Provided data:
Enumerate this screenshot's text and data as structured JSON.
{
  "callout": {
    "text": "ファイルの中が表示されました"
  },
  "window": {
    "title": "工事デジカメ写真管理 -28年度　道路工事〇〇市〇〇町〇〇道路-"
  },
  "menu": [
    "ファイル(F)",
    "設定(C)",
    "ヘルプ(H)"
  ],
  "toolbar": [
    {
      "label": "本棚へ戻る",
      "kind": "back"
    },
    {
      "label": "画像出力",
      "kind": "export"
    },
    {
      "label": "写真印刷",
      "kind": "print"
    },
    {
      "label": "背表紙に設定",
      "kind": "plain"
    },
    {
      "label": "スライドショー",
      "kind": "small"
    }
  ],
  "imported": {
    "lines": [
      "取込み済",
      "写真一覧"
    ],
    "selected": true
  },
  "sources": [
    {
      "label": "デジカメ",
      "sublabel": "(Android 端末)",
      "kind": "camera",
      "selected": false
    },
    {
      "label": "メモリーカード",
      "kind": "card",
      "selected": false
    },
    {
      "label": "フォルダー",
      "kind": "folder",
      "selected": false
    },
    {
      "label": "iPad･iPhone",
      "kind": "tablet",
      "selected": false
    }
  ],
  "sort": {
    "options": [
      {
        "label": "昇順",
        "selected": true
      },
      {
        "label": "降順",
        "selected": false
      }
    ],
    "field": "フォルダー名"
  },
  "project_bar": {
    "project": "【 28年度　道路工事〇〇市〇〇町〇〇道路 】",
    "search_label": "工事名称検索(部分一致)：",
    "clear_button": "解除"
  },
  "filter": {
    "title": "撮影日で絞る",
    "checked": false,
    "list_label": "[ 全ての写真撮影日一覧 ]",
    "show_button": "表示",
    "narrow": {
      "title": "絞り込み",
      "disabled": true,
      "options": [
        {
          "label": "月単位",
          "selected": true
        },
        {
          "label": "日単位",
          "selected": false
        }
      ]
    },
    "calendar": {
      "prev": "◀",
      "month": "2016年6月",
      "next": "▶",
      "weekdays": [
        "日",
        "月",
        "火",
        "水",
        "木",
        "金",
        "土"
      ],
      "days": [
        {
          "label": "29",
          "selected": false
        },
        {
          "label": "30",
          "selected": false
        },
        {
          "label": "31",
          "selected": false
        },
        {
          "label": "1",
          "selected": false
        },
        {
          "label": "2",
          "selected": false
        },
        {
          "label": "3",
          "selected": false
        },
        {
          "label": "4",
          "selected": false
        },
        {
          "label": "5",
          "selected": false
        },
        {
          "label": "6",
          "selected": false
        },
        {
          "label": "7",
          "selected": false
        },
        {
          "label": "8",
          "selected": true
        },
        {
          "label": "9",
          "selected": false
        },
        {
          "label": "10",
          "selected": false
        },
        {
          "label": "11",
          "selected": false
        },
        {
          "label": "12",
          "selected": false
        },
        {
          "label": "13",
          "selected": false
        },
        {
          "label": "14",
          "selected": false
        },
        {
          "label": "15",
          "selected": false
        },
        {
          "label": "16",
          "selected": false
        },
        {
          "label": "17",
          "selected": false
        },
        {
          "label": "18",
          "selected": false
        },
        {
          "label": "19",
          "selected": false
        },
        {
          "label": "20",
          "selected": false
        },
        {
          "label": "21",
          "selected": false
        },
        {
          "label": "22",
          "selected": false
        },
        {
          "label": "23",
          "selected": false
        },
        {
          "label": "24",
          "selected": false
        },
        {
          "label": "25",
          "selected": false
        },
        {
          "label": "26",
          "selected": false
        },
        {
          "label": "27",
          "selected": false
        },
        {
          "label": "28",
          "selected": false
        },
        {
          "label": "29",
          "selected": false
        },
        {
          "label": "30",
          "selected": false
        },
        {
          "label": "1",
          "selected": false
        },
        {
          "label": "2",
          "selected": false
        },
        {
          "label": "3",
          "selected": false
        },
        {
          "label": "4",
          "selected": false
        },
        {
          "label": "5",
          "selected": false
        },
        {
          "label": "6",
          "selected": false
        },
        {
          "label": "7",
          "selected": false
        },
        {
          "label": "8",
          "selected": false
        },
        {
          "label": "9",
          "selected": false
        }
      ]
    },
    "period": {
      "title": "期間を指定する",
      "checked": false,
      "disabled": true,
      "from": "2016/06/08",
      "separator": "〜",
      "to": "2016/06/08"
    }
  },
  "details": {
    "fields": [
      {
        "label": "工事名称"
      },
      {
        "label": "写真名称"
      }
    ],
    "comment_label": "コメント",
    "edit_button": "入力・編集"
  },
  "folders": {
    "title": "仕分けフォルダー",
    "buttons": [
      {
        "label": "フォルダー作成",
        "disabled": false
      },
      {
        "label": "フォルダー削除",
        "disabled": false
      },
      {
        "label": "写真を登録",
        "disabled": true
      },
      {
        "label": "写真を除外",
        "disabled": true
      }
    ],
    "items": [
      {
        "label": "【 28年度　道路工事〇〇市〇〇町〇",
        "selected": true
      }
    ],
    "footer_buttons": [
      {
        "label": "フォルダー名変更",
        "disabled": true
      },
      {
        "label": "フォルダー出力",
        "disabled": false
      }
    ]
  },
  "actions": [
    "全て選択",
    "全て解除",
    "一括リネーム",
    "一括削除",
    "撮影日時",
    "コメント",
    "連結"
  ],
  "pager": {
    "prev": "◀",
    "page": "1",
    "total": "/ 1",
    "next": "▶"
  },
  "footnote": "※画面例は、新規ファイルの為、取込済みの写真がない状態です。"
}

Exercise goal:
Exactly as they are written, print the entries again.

Completed exercise:
Enumerate this screenshot's text and data as structured JSON.
{
  "callout": {
    "text": "ファイルの中が表示されました"
  },
  "window": {
    "title": "工事デジカメ写真管理 -28年度　道路工事〇〇市〇〇町〇〇道路-"
  },
  "menu": [
    "ファイル(F)",
    "設定(C)",
    "ヘルプ(H)"
  ],
  "toolbar": [
    {
      "label": "本棚へ戻る",
      "kind": "back"
    },
    {
      "label": "画像出力",
      "kind": "export"
    },
    {
      "label": "写真印刷",
      "kind": "print"
    },
    {
      "label": "背表紙に設定",
      "kind": "plain"
    },
    {
      "label": "スライドショー",
      "kind": "small"
    }
  ],
  "imported": {
    "lines": [
      "取込み済",
      "写真一覧"
    ],
    "selected": true
  },
  "sources": [
    {
      "label": "デジカメ",
      "sublabel": "(Android 端末)",
      "kind": "camera",
      "selected": false
    },
    {
      "label": "メモリーカード",
      "kind": "card",
      "selected": false
    },
    {
      "label": "フォルダー",
      "kind": "folder",
      "selected": false
    },
    {
      "label": "iPad･iPhone",
      "kind": "tablet",
      "selected": false
    }
  ],
  "sort": {
    "options": [
      {
        "label": "昇順",
        "selected": true
      },
      {
        "label": "降順",
        "selected": false
      }
    ],
    "field": "フォルダー名"
  },
  "project_bar": {
    "project": "【 28年度　道路工事〇〇市〇〇町〇〇道路 】",
    "search_label": "工事名称検索(部分一致)：",
    "clear_button": "解除"
  },
  "filter": {
    "title": "撮影日で絞る",
    "checked": false,
    "list_label": "[ 全ての写真撮影日一覧 ]",
    "show_button": "表示",
    "narrow": {
      "title": "絞り込み",
      "disabled": true,
      "options": [
        {
          "label": "月単位",
          "selected": true
        },
        {
          "label": "日単位",
          "selected": false
        }
      ]
    },
    "calendar": {
      "prev": "◀",
      "month": "2016年6月",
      "next": "▶",
      "weekdays": [
        "日",
        "月",
        "火",
        "水",
        "木",
        "金",
        "土"
      ],
      "days": [
        {
          "label": "29",
          "selected": false
        },
        {
          "label": "30",
          "selected": false
        },
        {
          "label": "31",
          "selected": false
        },
        {
          "label": "1",
          "selected": false
        },
        {
          "label": "2",
          "selected": false
        },
        {
          "label": "3",
          "selected": false
        },
        {
          "label": "4",
          "selected": false
        },
        {
          "label": "5",
          "selected": false
        },
        {
          "label": "6",
          "selected": false
        },
        {
          "label": "7",
          "selected": false
        },
        {
          "label": "8",
          "selected": true
        },
        {
          "label": "9",
          "selected": false
        },
        {
          "label": "10",
          "selected": false
        },
        {
          "label": "11",
          "selected": false
        },
        {
          "label": "12",
          "selected": false
        },
        {
          "label": "13",
          "selected": false
        },
        {
          "label": "14",
          "selected": false
        },
        {
          "label": "15",
          "selected": false
        },
        {
          "label": "16",
          "selected": false
        },
        {
          "label": "17",
          "selected": false
        },
        {
          "label": "18",
          "selected": false
        },
        {
          "label": "19",
          "selected": false
        },
        {
          "label": "20",
          "selected": false
        },
        {
          "label": "21",
          "selected": false
        },
        {
          "label": "22",
          "selected": false
        },
        {
          "label": "23",
          "selected": false
        },
        {
          "label": "24",
          "selected": false
        },
        {
          "label": "25",
          "selected": false
        },
        {
          "label": "26",
          "selected": false
        },
        {
          "label": "27",
          "selected": false
        },
        {
          "label": "28",
          "selected": false
        },
        {
          "label": "29",
          "selected": false
        },
        {
          "label": "30",
          "selected": false
        },
        {
          "label": "1",
          "selected": false
        },
        {
          "label": "2",
          "selected": false
        },
        {
          "label": "3",
          "selected": false
        },
        {
          "label": "4",
          "selected": false
        },
        {
          "label": "5",
          "selected": false
        },
        {
          "label": "6",
          "selected": false
        },
        {
          "label": "7",
          "selected": false
        },
        {
          "label": "8",
          "selected": false
        },
        {
          "label": "9",
          "selected": false
        }
      ]
    },
    "period": {
      "title": "期間を指定する",
      "checked": false,
      "disabled": true,
      "from": "2016/06/08",
      "separator": "〜",
      "to": "2016/06/08"
    }
  },
  "details": {
    "fields": [
      {
        "label": "工事名称"
      },
      {
        "label": "写真名称"
      }
    ],
    "comment_label": "コメント",
    "edit_button": "入力・編集"
  },
  "folders": {
    "title": "仕分けフォルダー",
    "buttons": [
      {
        "label": "フォルダー作成",
        "disabled": false
      },
      {
        "label": "フォルダー削除",
        "disabled": false
      },
      {
        "label": "写真を登録",
        "disabled": true
      },
      {
        "label": "写真を除外",
        "disabled": true
      }
    ],
    "items": [
      {
        "label": "【 28年度　道路工事〇〇市〇〇町〇",
        "selected": true
      }
    ],
    "footer_buttons": [
      {
        "label": "フォルダー名変更",
        "disabled": true
      },
      {
        "label": "フォルダー出力",
        "disabled": false
      }
    ]
  },
  "actions": [
    "全て選択",
    "全て解除",
    "一括リネーム",
    "一括削除",
    "撮影日時",
    "コメント",
    "連結"
  ],
  "pager": {
    "prev": "◀",
    "page": "1",
    "total": "/ 1",
    "next": "▶"
  },
  "footnote": "※画面例は、新規ファイルの為、取込済みの写真がない状態です。"
}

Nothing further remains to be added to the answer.